Review of "Brighton Rock" Film
Workers saw the new (2010) Brighton Rock, based on the Grahame Greene 1938 novel updated for 1964, with the context being the youth gang fights between the Mods and Rockers (long an interest). I read the book a long time ago but don't remember it much, just the ambience of the ever cloudy and slightly cold Brighton, and the film did capture this well.
In short the film is a serious crime drama with a love story subtext. Gritty and super-real, I enjoyed the film very much. Whats appropriate then for this blog space is the English gangster story. There are two gangs doing gambling and protection in Brighton. One is sordid and dirty the other clean and wealthy. The "rich" gang frowns-upon the (sadistic) violence of the "poor" gang. There are rules that need to be abided by, so that things don't get out of hand and suppressed by the man. The gangs had a relatively peaceful duopoly until the young modish thug anti-hero (who steals a Vespa and rides it around Brighton with all the Mods in town without getting beat up or even recognized as an outsider..which is kind of stretch) decides he wants to be the boss, and gets in over his head.

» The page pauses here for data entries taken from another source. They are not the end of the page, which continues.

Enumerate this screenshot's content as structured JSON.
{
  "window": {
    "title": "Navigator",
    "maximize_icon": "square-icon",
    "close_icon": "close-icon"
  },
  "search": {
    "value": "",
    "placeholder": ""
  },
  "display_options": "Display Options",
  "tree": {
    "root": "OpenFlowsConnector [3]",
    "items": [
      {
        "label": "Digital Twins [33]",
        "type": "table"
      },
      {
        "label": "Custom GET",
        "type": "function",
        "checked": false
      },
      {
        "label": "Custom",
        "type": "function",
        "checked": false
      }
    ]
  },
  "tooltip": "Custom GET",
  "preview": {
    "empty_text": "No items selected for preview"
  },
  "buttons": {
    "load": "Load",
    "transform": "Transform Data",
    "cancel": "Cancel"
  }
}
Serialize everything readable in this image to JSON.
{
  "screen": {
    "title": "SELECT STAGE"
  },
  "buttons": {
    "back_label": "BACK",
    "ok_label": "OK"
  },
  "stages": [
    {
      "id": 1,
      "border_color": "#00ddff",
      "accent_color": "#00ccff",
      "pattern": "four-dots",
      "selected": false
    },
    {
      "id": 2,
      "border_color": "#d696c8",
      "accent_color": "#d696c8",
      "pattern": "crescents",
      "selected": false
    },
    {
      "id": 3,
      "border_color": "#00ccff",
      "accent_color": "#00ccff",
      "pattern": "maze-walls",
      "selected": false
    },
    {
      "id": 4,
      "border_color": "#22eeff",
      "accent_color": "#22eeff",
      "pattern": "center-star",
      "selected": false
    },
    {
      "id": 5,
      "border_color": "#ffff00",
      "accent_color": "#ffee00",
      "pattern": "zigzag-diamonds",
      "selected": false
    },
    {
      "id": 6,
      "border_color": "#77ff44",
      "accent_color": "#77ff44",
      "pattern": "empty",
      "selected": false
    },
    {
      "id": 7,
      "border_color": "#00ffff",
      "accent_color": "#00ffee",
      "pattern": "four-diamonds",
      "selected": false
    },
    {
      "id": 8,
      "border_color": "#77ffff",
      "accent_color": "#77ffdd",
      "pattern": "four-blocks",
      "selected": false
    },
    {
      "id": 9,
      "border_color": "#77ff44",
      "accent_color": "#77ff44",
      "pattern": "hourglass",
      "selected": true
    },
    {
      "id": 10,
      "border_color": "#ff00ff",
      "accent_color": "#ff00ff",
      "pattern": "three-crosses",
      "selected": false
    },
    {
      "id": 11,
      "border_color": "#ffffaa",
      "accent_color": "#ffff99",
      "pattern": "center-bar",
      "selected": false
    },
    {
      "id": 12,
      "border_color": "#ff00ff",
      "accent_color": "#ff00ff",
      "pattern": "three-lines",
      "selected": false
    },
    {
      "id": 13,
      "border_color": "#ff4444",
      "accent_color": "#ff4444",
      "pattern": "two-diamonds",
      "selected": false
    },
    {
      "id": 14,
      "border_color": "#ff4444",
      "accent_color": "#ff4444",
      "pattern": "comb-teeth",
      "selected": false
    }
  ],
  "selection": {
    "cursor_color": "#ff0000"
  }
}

The community's informal rules (Bob Dylan's "to live outside the law you must be honest") were violated and the offender ex-communicated while the community comes together after the drama. Sometimes informal rules and norms for behavior do evolve and change for the better, however attempted "shocks" at change usually are counter-productive towards anything lasting.

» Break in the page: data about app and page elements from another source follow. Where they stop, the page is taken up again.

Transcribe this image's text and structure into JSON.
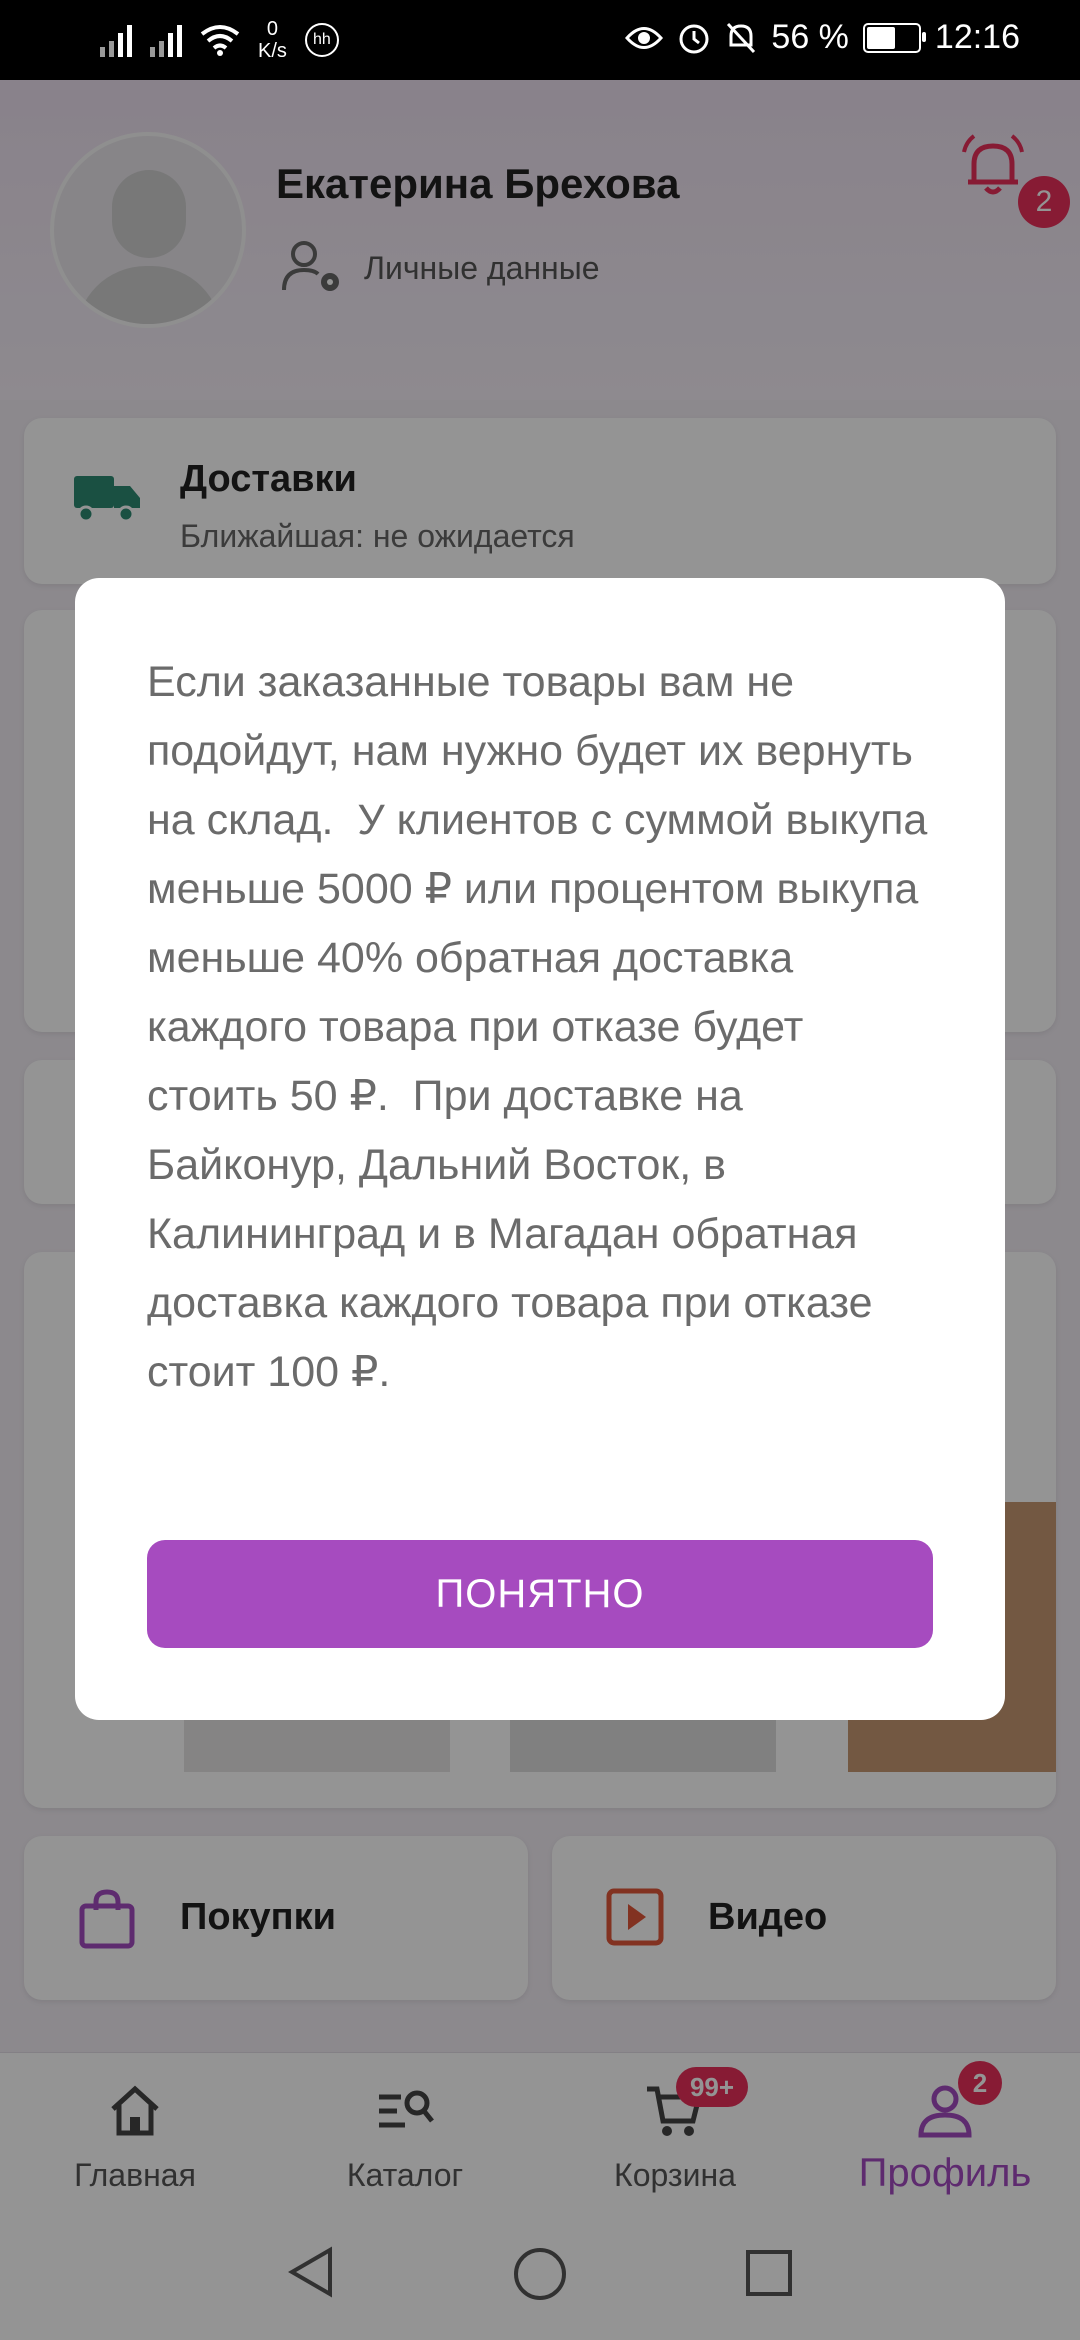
{
  "status_bar": {
    "speed_value": "0",
    "speed_unit": "K/s",
    "hd_label": "hh",
    "battery_percent": "56 %",
    "battery_level": 0.56,
    "time": "12:16"
  },
  "profile": {
    "name": "Екатерина Брехова",
    "personal_data_label": "Личные данные",
    "notifications_count": "2"
  },
  "delivery": {
    "title": "Доставки",
    "subtitle": "Ближайшая: не ожидается"
  },
  "tiles": {
    "purchases_label": "Покупки",
    "video_label": "Видео"
  },
  "dialog": {
    "text": "Если заказанные товары вам не подойдут, нам нужно будет их вернуть на склад.  У клиентов с суммой выкупа меньше 5000 ₽ или процентом выкупа меньше 40% обратная доставка каждого товара при отказе будет стоить 50 ₽.  При доставке на Байконур, Дальний Восток, в Калининград и в Магадан обратная доставка каждого товара при отказе стоит 100 ₽.",
    "ok_label": "ПОНЯТНО"
  },
  "bottom_nav": {
    "home_label": "Главная",
    "catalog_label": "Каталог",
    "cart_label": "Корзина",
    "cart_badge": "99+",
    "profile_label": "Профиль",
    "profile_badge": "2"
  },
  "colors": {
    "accent": "#a64bbf",
    "badge": "#e8305a",
    "delivery_icon": "#2d8a73"
  }
}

The love story is wonderful, and the metaphysical ending relatedly was perfect as a counter-point to the subtext of violence during the rest of the film.